(WHAT IS BEING ASKED) Copy out the records so that each line matches the original.

App and web page records
---

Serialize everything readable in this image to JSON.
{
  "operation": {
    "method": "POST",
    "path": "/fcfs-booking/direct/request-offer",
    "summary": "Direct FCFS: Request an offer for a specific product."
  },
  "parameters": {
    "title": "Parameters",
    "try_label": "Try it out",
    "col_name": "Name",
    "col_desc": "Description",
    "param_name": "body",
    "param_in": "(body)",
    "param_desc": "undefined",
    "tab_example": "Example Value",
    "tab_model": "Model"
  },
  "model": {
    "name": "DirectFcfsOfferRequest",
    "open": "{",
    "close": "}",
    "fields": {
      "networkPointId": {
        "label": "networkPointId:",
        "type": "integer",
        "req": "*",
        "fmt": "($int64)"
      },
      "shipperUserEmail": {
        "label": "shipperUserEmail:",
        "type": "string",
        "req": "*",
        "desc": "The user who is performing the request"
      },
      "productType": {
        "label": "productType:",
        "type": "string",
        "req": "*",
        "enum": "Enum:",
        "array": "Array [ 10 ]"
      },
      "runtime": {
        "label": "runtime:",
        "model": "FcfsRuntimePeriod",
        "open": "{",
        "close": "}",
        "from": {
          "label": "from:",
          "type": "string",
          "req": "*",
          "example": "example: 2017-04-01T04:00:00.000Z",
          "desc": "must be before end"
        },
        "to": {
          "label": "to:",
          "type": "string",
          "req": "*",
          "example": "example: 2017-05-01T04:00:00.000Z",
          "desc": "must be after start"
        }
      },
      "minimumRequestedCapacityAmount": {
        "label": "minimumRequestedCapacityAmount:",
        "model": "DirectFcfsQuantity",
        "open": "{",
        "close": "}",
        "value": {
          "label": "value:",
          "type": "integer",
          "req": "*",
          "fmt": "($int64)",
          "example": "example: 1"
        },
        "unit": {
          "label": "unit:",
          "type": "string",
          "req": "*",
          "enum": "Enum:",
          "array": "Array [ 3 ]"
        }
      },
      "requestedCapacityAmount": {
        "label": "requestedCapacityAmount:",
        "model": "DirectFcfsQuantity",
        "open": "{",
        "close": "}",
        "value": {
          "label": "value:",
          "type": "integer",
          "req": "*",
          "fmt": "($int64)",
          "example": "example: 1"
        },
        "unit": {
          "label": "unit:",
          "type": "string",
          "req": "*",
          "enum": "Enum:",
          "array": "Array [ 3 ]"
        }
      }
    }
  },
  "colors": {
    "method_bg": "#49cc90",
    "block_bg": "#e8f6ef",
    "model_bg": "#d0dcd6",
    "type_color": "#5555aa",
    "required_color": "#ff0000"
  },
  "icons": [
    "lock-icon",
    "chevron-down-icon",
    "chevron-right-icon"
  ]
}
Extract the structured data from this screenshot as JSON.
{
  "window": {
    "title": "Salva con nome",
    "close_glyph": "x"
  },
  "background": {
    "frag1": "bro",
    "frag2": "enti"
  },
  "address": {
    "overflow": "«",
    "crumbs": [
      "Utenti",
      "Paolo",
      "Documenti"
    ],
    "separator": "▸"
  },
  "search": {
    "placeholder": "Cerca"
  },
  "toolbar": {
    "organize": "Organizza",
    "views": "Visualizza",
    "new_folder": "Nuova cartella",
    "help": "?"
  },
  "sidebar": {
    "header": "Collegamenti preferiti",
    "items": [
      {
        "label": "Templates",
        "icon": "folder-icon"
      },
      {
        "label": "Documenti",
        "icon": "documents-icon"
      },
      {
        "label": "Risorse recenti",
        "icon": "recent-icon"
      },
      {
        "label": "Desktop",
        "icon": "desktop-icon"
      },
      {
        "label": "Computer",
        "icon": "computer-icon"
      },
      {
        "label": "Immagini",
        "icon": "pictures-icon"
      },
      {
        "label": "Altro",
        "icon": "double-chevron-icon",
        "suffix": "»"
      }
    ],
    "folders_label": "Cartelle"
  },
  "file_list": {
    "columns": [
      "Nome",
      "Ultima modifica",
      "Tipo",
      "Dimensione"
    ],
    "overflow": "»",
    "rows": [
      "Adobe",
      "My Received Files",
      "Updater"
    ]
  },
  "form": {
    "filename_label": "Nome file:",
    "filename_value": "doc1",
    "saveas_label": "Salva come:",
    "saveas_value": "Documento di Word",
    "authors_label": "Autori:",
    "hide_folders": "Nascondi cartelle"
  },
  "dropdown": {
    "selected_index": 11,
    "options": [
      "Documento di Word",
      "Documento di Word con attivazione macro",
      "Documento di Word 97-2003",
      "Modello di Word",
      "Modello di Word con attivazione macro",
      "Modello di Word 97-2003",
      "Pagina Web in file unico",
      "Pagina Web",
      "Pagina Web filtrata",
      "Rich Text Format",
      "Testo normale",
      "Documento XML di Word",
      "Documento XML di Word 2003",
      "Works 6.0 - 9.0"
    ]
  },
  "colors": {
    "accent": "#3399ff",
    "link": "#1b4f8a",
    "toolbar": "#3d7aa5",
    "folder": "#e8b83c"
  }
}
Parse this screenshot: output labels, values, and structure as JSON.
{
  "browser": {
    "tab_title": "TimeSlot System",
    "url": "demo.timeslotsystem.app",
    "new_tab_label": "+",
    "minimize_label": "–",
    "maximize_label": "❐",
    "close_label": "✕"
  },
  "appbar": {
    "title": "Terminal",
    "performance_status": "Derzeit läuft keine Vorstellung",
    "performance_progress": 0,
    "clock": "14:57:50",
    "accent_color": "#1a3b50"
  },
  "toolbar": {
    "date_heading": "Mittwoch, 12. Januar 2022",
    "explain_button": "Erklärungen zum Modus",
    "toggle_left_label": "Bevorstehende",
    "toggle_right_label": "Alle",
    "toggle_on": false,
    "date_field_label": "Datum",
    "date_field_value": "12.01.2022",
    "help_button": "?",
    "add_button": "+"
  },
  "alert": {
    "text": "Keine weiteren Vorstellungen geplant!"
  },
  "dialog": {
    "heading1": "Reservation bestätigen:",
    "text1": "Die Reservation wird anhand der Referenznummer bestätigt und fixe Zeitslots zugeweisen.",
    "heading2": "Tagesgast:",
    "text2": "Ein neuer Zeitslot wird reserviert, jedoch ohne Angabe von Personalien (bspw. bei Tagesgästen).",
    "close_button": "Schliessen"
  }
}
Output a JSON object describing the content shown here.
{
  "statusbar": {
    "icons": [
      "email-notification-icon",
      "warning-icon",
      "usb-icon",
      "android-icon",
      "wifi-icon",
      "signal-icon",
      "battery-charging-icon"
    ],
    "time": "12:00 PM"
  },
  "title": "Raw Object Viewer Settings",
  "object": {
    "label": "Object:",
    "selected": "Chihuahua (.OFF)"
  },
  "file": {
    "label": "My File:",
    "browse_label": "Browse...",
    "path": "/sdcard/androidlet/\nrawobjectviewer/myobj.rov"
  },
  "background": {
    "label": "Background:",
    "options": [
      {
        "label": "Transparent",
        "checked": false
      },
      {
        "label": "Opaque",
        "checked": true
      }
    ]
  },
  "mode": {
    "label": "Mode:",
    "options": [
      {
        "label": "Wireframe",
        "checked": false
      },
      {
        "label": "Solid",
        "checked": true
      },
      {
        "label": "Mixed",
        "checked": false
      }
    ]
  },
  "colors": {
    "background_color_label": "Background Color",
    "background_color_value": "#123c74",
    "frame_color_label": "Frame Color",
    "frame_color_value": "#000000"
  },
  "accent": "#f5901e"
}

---

(TASK ANSWER)
Serialize everything readable in this image to JSON.
{
  "operation": {
    "method": "POST",
    "path": "/fcfs-booking/direct/request-offer",
    "summary": "Direct FCFS: Request an offer for a specific product."
  },
  "parameters": {
    "title": "Parameters",
    "try_label": "Try it out",
    "col_name": "Name",
    "col_desc": "Description",
    "param_name": "body",
    "param_in": "(body)",
    "param_desc": "undefined",
    "tab_example": "Example Value",
    "tab_model": "Model"
  },
  "model": {
    "name": "DirectFcfsOfferRequest",
    "open": "{",
    "close": "}",
    "fields": {
      "networkPointId": {
        "label": "networkPointId:",
        "type": "integer",
        "req": "*",
        "fmt": "($int64)"
      },
      "shipperUserEmail": {
        "label": "shipperUserEmail:",
        "type": "string",
        "req": "*",
        "desc": "The user who is performing the request"
      },
      "productType": {
        "label": "productType:",
        "type": "string",
        "req": "*",
        "enum": "Enum:",
        "array": "Array [ 10 ]"
      },
      "runtime": {
        "label": "runtime:",
        "model": "FcfsRuntimePeriod",
        "open": "{",
        "close": "}",
        "from": {
          "label": "from:",
          "type": "string",
          "req": "*",
          "example": "example: 2017-04-01T04:00:00.000Z",
          "desc": "must be before end"
        },
        "to": {
          "label": "to:",
          "type": "string",
          "req": "*",
          "example": "example: 2017-05-01T04:00:00.000Z",
          "desc": "must be after start"
        }
      },
      "minimumRequestedCapacityAmount": {
        "label": "minimumRequestedCapacityAmount:",
        "model": "DirectFcfsQuantity",
        "open": "{",
        "close": "}",
        "value": {
          "label": "value:",
          "type": "integer",
          "req": "*",
          "fmt": "($int64)",
          "example": "example: 1"
        },
        "unit": {
          "label": "unit:",
          "type": "string",
          "req": "*",
          "enum": "Enum:",
          "array": "Array [ 3 ]"
        }
      },
      "requestedCapacityAmount": {
        "label": "requestedCapacityAmount:",
        "model": "DirectFcfsQuantity",
        "open": "{",
        "close": "}",
        "value": {
          "label": "value:",
          "type": "integer",
          "req": "*",
          "fmt": "($int64)",
          "example": "example: 1"
        },
        "unit": {
          "label": "unit:",
          "type": "string",
          "req": "*",
          "enum": "Enum:",
          "array": "Array [ 3 ]"
        }
      }
    }
  },
  "colors": {
    "method_bg": "#49cc90",
    "block_bg": "#e8f6ef",
    "model_bg": "#d0dcd6",
    "type_color": "#5555aa",
    "required_color": "#ff0000"
  },
  "icons": [
    "lock-icon",
    "chevron-down-icon",
    "chevron-right-icon"
  ]
}
Extract the structured data from this screenshot as JSON.
{
  "window": {
    "title": "Salva con nome",
    "close_glyph": "x"
  },
  "background": {
    "frag1": "bro",
    "frag2": "enti"
  },
  "address": {
    "overflow": "«",
    "crumbs": [
      "Utenti",
      "Paolo",
      "Documenti"
    ],
    "separator": "▸"
  },
  "search": {
    "placeholder": "Cerca"
  },
  "toolbar": {
    "organize": "Organizza",
    "views": "Visualizza",
    "new_folder": "Nuova cartella",
    "help": "?"
  },
  "sidebar": {
    "header": "Collegamenti preferiti",
    "items": [
      {
        "label": "Templates",
        "icon": "folder-icon"
      },
      {
        "label": "Documenti",
        "icon": "documents-icon"
      },
      {
        "label": "Risorse recenti",
        "icon": "recent-icon"
      },
      {
        "label": "Desktop",
        "icon": "desktop-icon"
      },
      {
        "label": "Computer",
        "icon": "computer-icon"
      },
      {
        "label": "Immagini",
        "icon": "pictures-icon"
      },
      {
        "label": "Altro",
        "icon": "double-chevron-icon",
        "suffix": "»"
      }
    ],
    "folders_label": "Cartelle"
  },
  "file_list": {
    "columns": [
      "Nome",
      "Ultima modifica",
      "Tipo",
      "Dimensione"
    ],
    "overflow": "»",
    "rows": [
      "Adobe",
      "My Received Files",
      "Updater"
    ]
  },
  "form": {
    "filename_label": "Nome file:",
    "filename_value": "doc1",
    "saveas_label": "Salva come:",
    "saveas_value": "Documento di Word",
    "authors_label": "Autori:",
    "hide_folders": "Nascondi cartelle"
  },
  "dropdown": {
    "selected_index": 11,
    "options": [
      "Documento di Word",
      "Documento di Word con attivazione macro",
      "Documento di Word 97-2003",
      "Modello di Word",
      "Modello di Word con attivazione macro",
      "Modello di Word 97-2003",
      "Pagina Web in file unico",
      "Pagina Web",
      "Pagina Web filtrata",
      "Rich Text Format",
      "Testo normale",
      "Documento XML di Word",
      "Documento XML di Word 2003",
      "Works 6.0 - 9.0"
    ]
  },
  "colors": {
    "accent": "#3399ff",
    "link": "#1b4f8a",
    "toolbar": "#3d7aa5",
    "folder": "#e8b83c"
  }
}
Parse this screenshot: output labels, values, and structure as JSON.
{
  "browser": {
    "tab_title": "TimeSlot System",
    "url": "demo.timeslotsystem.app",
    "new_tab_label": "+",
    "minimize_label": "–",
    "maximize_label": "❐",
    "close_label": "✕"
  },
  "appbar": {
    "title": "Terminal",
    "performance_status": "Derzeit läuft keine Vorstellung",
    "performance_progress": 0,
    "clock": "14:57:50",
    "accent_color": "#1a3b50"
  },
  "toolbar": {
    "date_heading": "Mittwoch, 12. Januar 2022",
    "explain_button": "Erklärungen zum Modus",
    "toggle_left_label": "Bevorstehende",
    "toggle_right_label": "Alle",
    "toggle_on": false,
    "date_field_label": "Datum",
    "date_field_value": "12.01.2022",
    "help_button": "?",
    "add_button": "+"
  },
  "alert": {
    "text": "Keine weiteren Vorstellungen geplant!"
  },
  "dialog": {
    "heading1": "Reservation bestätigen:",
    "text1": "Die Reservation wird anhand der Referenznummer bestätigt und fixe Zeitslots zugeweisen.",
    "heading2": "Tagesgast:",
    "text2": "Ein neuer Zeitslot wird reserviert, jedoch ohne Angabe von Personalien (bspw. bei Tagesgästen).",
    "close_button": "Schliessen"
  }
}
Output a JSON object describing the content shown here.
{
  "statusbar": {
    "icons": [
      "email-notification-icon",
      "warning-icon",
      "usb-icon",
      "android-icon",
      "wifi-icon",
      "signal-icon",
      "battery-charging-icon"
    ],
    "time": "12:00 PM"
  },
  "title": "Raw Object Viewer Settings",
  "object": {
    "label": "Object:",
    "selected": "Chihuahua (.OFF)"
  },
  "file": {
    "label": "My File:",
    "browse_label": "Browse...",
    "path": "/sdcard/androidlet/\nrawobjectviewer/myobj.rov"
  },
  "background": {
    "label": "Background:",
    "options": [
      {
        "label": "Transparent",
        "checked": false
      },
      {
        "label": "Opaque",
        "checked": true
      }
    ]
  },
  "mode": {
    "label": "Mode:",
    "options": [
      {
        "label": "Wireframe",
        "checked": false
      },
      {
        "label": "Solid",
        "checked": true
      },
      {
        "label": "Mixed",
        "checked": false
      }
    ]
  },
  "colors": {
    "background_color_label": "Background Color",
    "background_color_value": "#123c74",
    "frame_color_label": "Frame Color",
    "frame_color_value": "#000000"
  },
  "accent": "#f5901e"
}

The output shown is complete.